> [What the exercise asks]: List every line below containing "more".

(Dataset rows describing interfaces)
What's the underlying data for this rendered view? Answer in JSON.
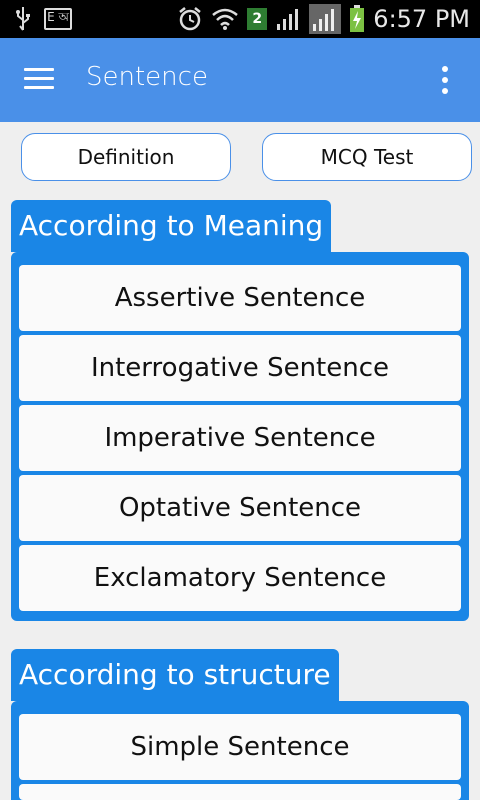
{
  "status_bar": {
    "time": "6:57 PM",
    "sim_badge": "2",
    "ebook_label": "E অ",
    "icons": [
      "usb-icon",
      "ebook-icon",
      "alarm-icon",
      "wifi-icon",
      "signal-icon",
      "signal-icon-2",
      "battery-charging-icon"
    ]
  },
  "app_bar": {
    "title": "Sentence",
    "menu_icon": "hamburger-menu-icon",
    "overflow_icon": "more-vert-icon"
  },
  "top_buttons": {
    "definition": "Definition",
    "mcq": "MCQ Test"
  },
  "sections": [
    {
      "title": "According to Meaning",
      "items": [
        "Assertive Sentence",
        "Interrogative Sentence",
        "Imperative Sentence",
        "Optative Sentence",
        "Exclamatory Sentence"
      ]
    },
    {
      "title": "According to structure",
      "items": [
        "Simple Sentence"
      ]
    }
  ],
  "colors": {
    "app_bar": "#4a90e8",
    "section": "#1a86e6",
    "background": "#efefef"
  }
}
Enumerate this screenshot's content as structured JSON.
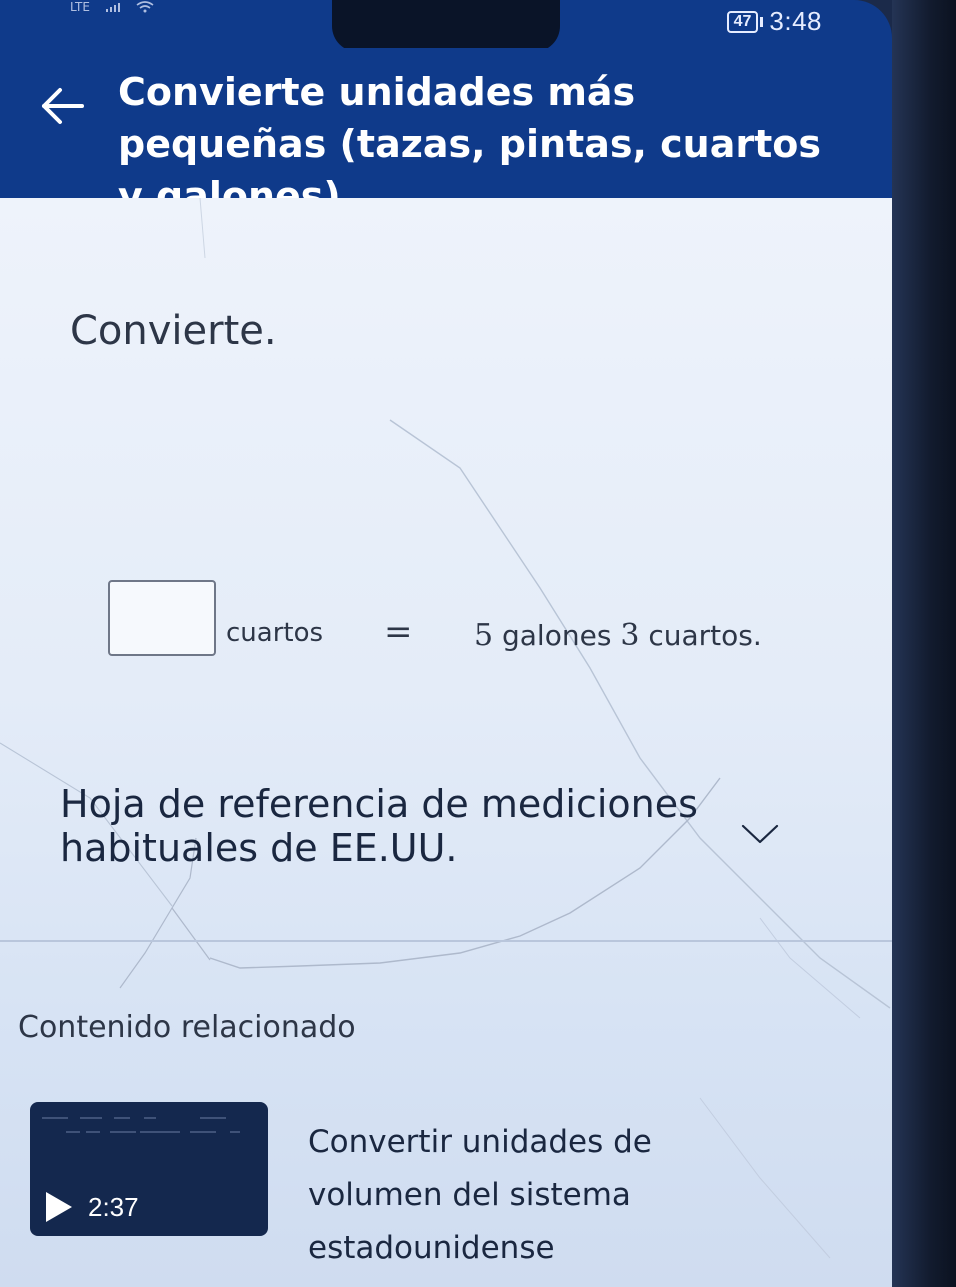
{
  "status_bar": {
    "network": "LTE",
    "battery": "47",
    "time": "3:48"
  },
  "header": {
    "title": "Convierte unidades más pequeñas (tazas, pintas, cuartos y galones)"
  },
  "exercise": {
    "prompt": "Convierte.",
    "answer_value": "",
    "unit_label": "cuartos",
    "equals": "=",
    "rhs_gallons": "5",
    "rhs_gallons_unit": "galones",
    "rhs_quarts": "3",
    "rhs_quarts_unit": "cuartos."
  },
  "reference": {
    "title": "Hoja de referencia de mediciones habituales de EE.UU."
  },
  "related": {
    "title": "Contenido relacionado",
    "video": {
      "duration": "2:37",
      "title": "Convertir unidades de volumen del sistema estadounidense"
    }
  },
  "colors": {
    "header_bg": "#0f3a8a",
    "content_bg": "#eef3fb",
    "text": "#2d3647"
  }
}
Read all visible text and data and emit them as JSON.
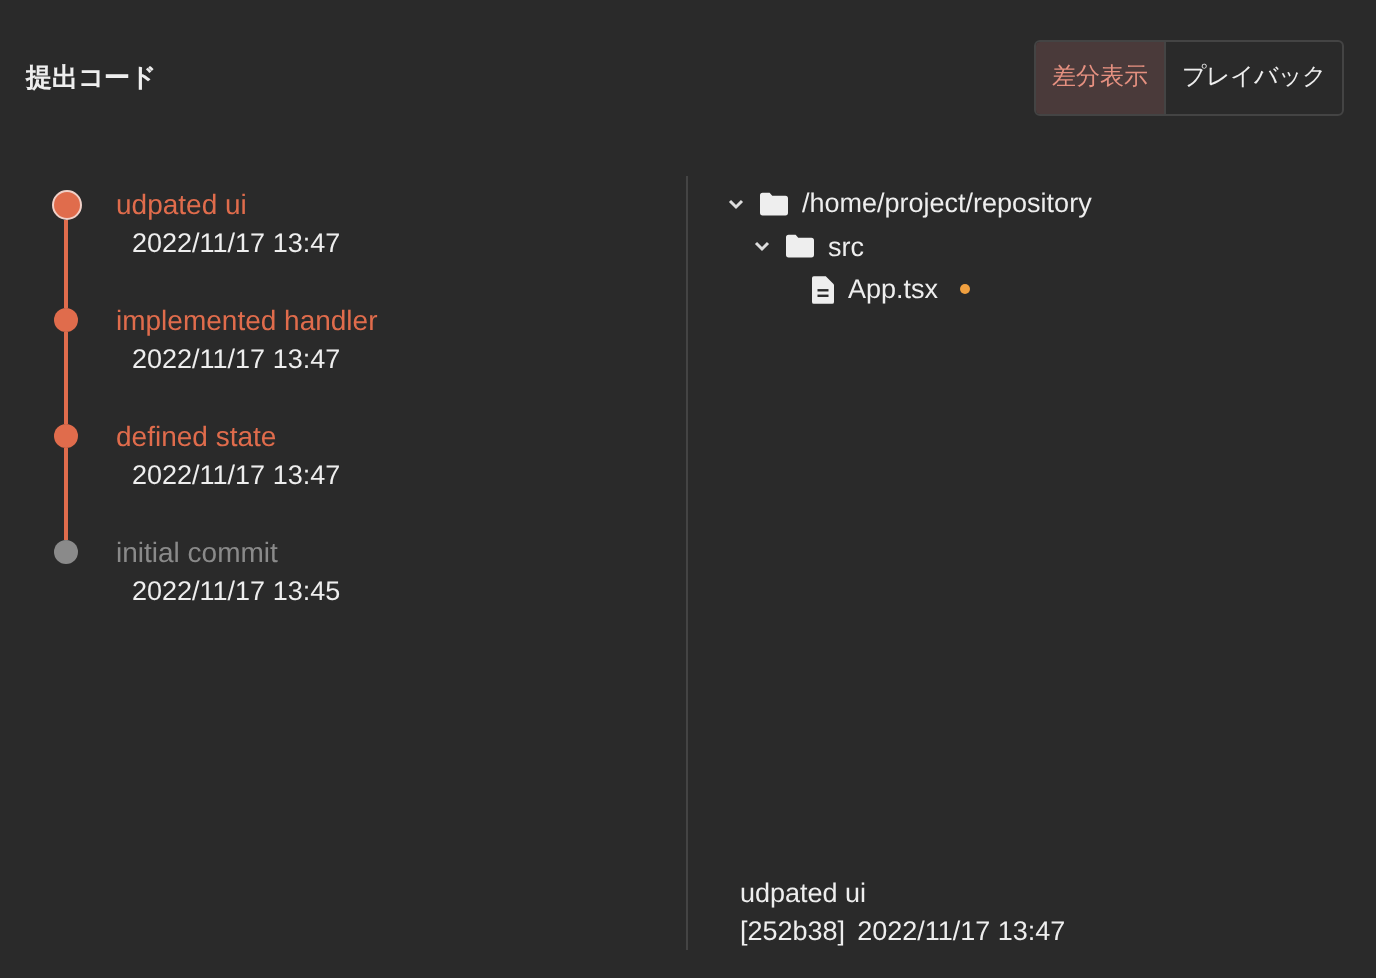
{
  "title": "提出コード",
  "view_tabs": [
    {
      "label": "差分表示",
      "selected": true
    },
    {
      "label": "プレイバック",
      "selected": false
    }
  ],
  "commits": [
    {
      "message": "udpated ui",
      "time": "2022/11/17 13:47",
      "selected": true,
      "applied": true
    },
    {
      "message": "implemented handler",
      "time": "2022/11/17 13:47",
      "selected": false,
      "applied": true
    },
    {
      "message": "defined state",
      "time": "2022/11/17 13:47",
      "selected": false,
      "applied": true
    },
    {
      "message": "initial commit",
      "time": "2022/11/17 13:45",
      "selected": false,
      "applied": false
    }
  ],
  "file_tree": [
    {
      "kind": "folder",
      "name": "/home/project/repository",
      "expanded": true,
      "children": [
        {
          "kind": "folder",
          "name": "src",
          "expanded": true,
          "children": [
            {
              "kind": "file",
              "name": "App.tsx",
              "modified": true
            }
          ]
        }
      ]
    }
  ],
  "detail": {
    "message": "udpated ui",
    "hash": "[252b38]",
    "time": "2022/11/17 13:47"
  }
}
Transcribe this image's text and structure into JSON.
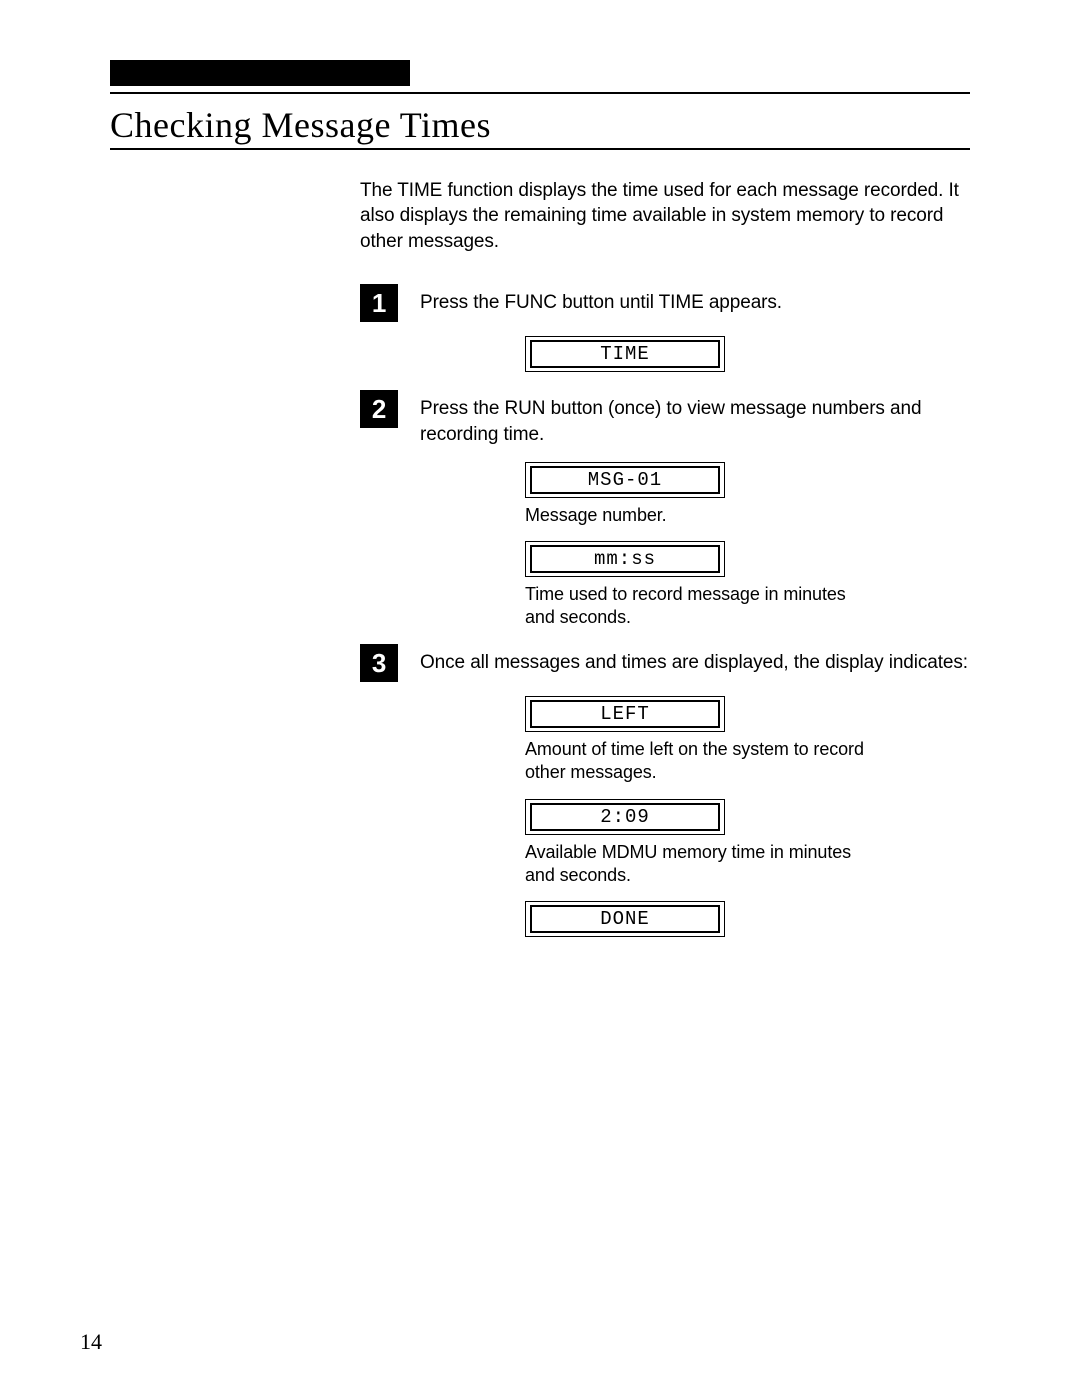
{
  "heading": "Checking Message Times",
  "intro": "The TIME function displays the time used for each message recorded. It also displays the remaining time available in system memory to record other messages.",
  "steps": {
    "step1": {
      "num": "1",
      "text": "Press the FUNC button until TIME appears.",
      "lcds": [
        {
          "value": "TIME",
          "caption": ""
        }
      ]
    },
    "step2": {
      "num": "2",
      "text": "Press the RUN button (once) to view message numbers and recording time.",
      "lcds": [
        {
          "value": "MSG-01",
          "caption": "Message number."
        },
        {
          "value": "mm:ss",
          "caption": "Time used to record message in minutes and seconds."
        }
      ]
    },
    "step3": {
      "num": "3",
      "text": "Once all messages and times are displayed, the display indicates:",
      "lcds": [
        {
          "value": "LEFT",
          "caption": "Amount of time left on the system to record other messages."
        },
        {
          "value": "2:09",
          "caption": "Available MDMU memory time in minutes and seconds."
        },
        {
          "value": "DONE",
          "caption": ""
        }
      ]
    }
  },
  "pagenum": "14"
}
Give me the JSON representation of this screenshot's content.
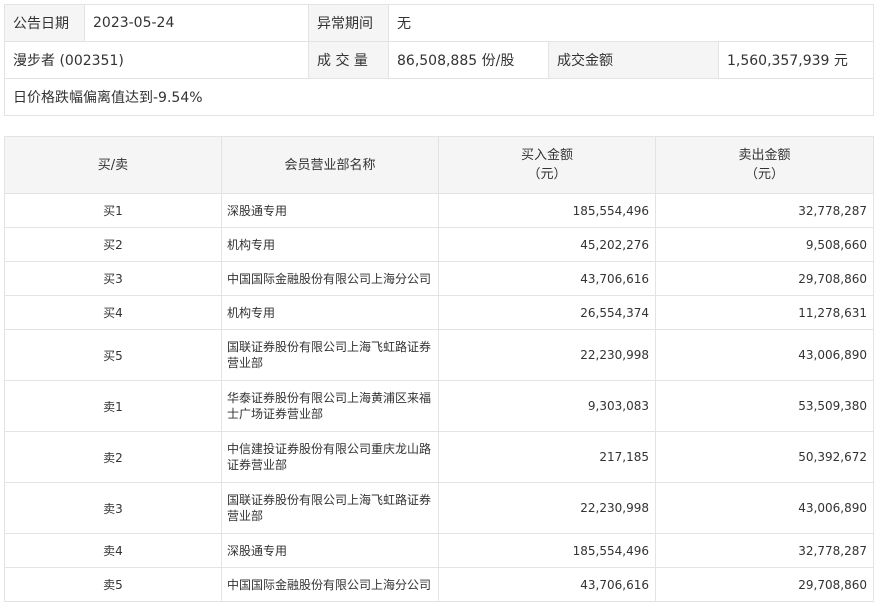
{
  "info": {
    "date_label": "公告日期",
    "date_value": "2023-05-24",
    "period_label": "异常期间",
    "period_value": "无",
    "stock_name": "漫步者 (002351)",
    "volume_label": "成 交 量",
    "volume_value": "86,508,885 份/股",
    "amount_label": "成交金额",
    "amount_value": "1,560,357,939 元",
    "note": "日价格跌幅偏离值达到-9.54%"
  },
  "table": {
    "headers": {
      "side": "买/卖",
      "broker": "会员营业部名称",
      "buy_line1": "买入金额",
      "buy_line2": "（元）",
      "sell_line1": "卖出金额",
      "sell_line2": "（元）"
    },
    "rows": [
      {
        "side": "买1",
        "broker": "深股通专用",
        "buy": "185,554,496",
        "sell": "32,778,287"
      },
      {
        "side": "买2",
        "broker": "机构专用",
        "buy": "45,202,276",
        "sell": "9,508,660"
      },
      {
        "side": "买3",
        "broker": "中国国际金融股份有限公司上海分公司",
        "buy": "43,706,616",
        "sell": "29,708,860"
      },
      {
        "side": "买4",
        "broker": "机构专用",
        "buy": "26,554,374",
        "sell": "11,278,631"
      },
      {
        "side": "买5",
        "broker": "国联证券股份有限公司上海飞虹路证券营业部",
        "buy": "22,230,998",
        "sell": "43,006,890"
      },
      {
        "side": "卖1",
        "broker": "华泰证券股份有限公司上海黄浦区来福士广场证券营业部",
        "buy": "9,303,083",
        "sell": "53,509,380"
      },
      {
        "side": "卖2",
        "broker": "中信建投证券股份有限公司重庆龙山路证券营业部",
        "buy": "217,185",
        "sell": "50,392,672"
      },
      {
        "side": "卖3",
        "broker": "国联证券股份有限公司上海飞虹路证券营业部",
        "buy": "22,230,998",
        "sell": "43,006,890"
      },
      {
        "side": "卖4",
        "broker": "深股通专用",
        "buy": "185,554,496",
        "sell": "32,778,287"
      },
      {
        "side": "卖5",
        "broker": "中国国际金融股份有限公司上海分公司",
        "buy": "43,706,616",
        "sell": "29,708,860"
      }
    ]
  }
}
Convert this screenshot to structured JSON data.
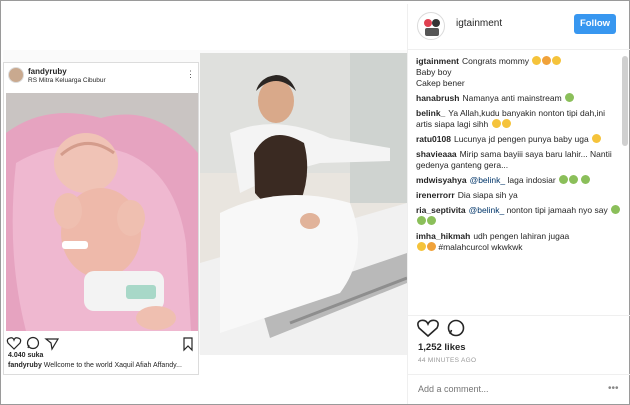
{
  "left_post": {
    "username": "fandyruby",
    "location": "RS Mitra Keluarga Cibubur",
    "likes": "4.040 suka",
    "caption_user": "fandyruby",
    "caption_text": "Wellcome to the world Xaquil Afiah Affandy..."
  },
  "right_panel": {
    "username": "igtainment",
    "follow_label": "Follow",
    "likes": "1,252 likes",
    "time": "44 MINUTES AGO",
    "comment_placeholder": "Add a comment..."
  },
  "comments": [
    {
      "user": "igtainment",
      "text": "Congrats mommy",
      "text2": "Baby boy",
      "text3": "Cakep bener"
    },
    {
      "user": "hanabrush",
      "text": "Namanya anti mainstream"
    },
    {
      "user": "belink_",
      "text": "Ya Allah,kudu banyakin nonton tipi dah,ini artis siapa lagi sihh"
    },
    {
      "user": "ratu0108",
      "text": "Lucunya jd pengen punya baby uga"
    },
    {
      "user": "shavieaaa",
      "text": "Mirip sama bayiii saya baru lahir... Nantii gedenya ganteng gera..."
    },
    {
      "user": "mdwisyahya",
      "mention": "@belink_",
      "text": "laga indosiar"
    },
    {
      "user": "irenerrorr",
      "text": "Dia siapa sih ya"
    },
    {
      "user": "ria_septivita",
      "mention": "@belink_",
      "text": "nonton tipi jamaah nyo say"
    },
    {
      "user": "imha_hikmah",
      "text": "udh pengen lahiran jugaa",
      "text2": "#malahcurcol wkwkwk"
    }
  ],
  "colors": {
    "follow_button": "#3897f0",
    "mention": "#003569"
  },
  "icons": [
    "heart-icon",
    "comment-icon",
    "share-icon",
    "bookmark-icon",
    "more-icon"
  ]
}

> [The completed task]:
    "overflow_icon": "more-vert-icon"
    "more-icon"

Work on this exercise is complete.